Already facing a potentially smaller budget next year, things could go from bad to worse for the Pendleton School District if voters don’t pass a $2.35 million levy later this month. Laying off teachers is a possibility if the levy fails.
District supporters are hoping voters will support the levy as they did the 2013 $58 million bond.
While both the bond and the levy are continuations of existing taxes, Pendleton School Board member Debbie McBee they serve different purposes.
By law, bonds can only be used for construction and capital improvement costs. The most recent bond is being used to build new structures for Washington and Sherwood Heights elementary schools, among other projects.
The five-year levy, which has been renewed several times since it was first introduced in 2000, helps pays for operational costs like teacher salaries and student programs.
The levy imposes a property tax rate of 40 cents per $1,000 in assessed value, generating roughly $300,000 per year. The passage of the levy would also trigger equalization payments from the state, which would give the district an extra $170,000 per year.
Although the district is asking for a smaller amount of money for the levy than they did for the bond, McBee said the levy is no less crucial.
If the levy doesn’t pass, teacher positions could be cut as a result.
“The last thing we want to do is cut teachers because we already have a high teacher-student ratio,” McBee said.
Pendleton School Board Chairman Steve Umbarger recently said that, if the state budget is passed, the district would already face a $750,000 budget shortfall because of a decrease in funding. That number would dip into the millions without the levy.
State help could be on the way in the form of the Legislature’s May 14 revenue forecast. Forty percent of any additional tax collections featured in the forecast will go toward education.
If the additional revenue still fails to cover some district’s budget gaps, Rep. Peter Buckley, D-Ashland, co-chairman of the Joint Ways and Means Committee, said his committee will “wrestle” with the state budget to find alternative sources of revenue.

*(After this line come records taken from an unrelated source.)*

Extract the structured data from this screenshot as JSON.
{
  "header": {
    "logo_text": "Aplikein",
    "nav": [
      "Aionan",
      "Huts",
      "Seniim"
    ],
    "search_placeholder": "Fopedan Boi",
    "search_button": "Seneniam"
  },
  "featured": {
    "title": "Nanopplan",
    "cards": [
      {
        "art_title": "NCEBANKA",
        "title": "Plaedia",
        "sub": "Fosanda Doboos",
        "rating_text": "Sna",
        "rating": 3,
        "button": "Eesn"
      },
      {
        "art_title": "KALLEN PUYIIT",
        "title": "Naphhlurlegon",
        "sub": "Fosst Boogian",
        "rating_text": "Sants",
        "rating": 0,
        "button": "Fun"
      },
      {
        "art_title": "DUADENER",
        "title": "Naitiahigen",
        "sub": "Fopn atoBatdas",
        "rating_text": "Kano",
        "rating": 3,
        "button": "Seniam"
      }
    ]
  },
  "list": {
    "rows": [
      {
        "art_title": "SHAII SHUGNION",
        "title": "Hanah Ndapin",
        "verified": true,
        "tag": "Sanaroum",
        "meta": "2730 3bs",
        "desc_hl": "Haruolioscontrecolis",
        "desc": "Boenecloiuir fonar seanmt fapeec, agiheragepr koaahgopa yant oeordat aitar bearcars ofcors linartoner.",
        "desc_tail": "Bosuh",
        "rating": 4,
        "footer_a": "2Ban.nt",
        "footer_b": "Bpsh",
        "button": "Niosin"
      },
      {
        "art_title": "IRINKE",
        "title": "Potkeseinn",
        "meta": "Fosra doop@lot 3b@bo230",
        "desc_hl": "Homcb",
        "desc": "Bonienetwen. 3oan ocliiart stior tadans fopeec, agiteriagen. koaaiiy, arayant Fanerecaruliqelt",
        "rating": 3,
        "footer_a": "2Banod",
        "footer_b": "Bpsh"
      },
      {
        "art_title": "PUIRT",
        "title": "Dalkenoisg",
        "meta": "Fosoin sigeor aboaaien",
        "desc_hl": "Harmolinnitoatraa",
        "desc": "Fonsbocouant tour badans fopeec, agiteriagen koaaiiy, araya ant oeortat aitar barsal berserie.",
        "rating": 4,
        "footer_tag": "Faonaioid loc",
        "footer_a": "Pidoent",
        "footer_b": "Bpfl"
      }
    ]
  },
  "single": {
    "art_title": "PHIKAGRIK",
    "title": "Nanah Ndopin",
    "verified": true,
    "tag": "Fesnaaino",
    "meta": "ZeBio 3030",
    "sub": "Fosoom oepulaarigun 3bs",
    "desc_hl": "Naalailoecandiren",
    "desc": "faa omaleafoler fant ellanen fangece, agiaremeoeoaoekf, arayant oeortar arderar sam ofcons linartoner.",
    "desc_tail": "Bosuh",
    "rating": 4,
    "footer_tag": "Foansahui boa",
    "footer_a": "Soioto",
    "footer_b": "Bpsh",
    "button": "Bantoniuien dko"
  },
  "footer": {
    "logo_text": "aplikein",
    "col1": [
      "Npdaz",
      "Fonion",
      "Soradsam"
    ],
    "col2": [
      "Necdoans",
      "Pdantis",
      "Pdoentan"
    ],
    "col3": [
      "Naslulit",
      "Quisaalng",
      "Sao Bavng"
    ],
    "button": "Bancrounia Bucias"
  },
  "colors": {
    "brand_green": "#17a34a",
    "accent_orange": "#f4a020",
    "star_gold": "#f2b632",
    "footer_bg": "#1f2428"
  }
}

Ballots are due May 19.
Contact Antonio Sierra at firstname.lastname@example.org or 541-966-0836.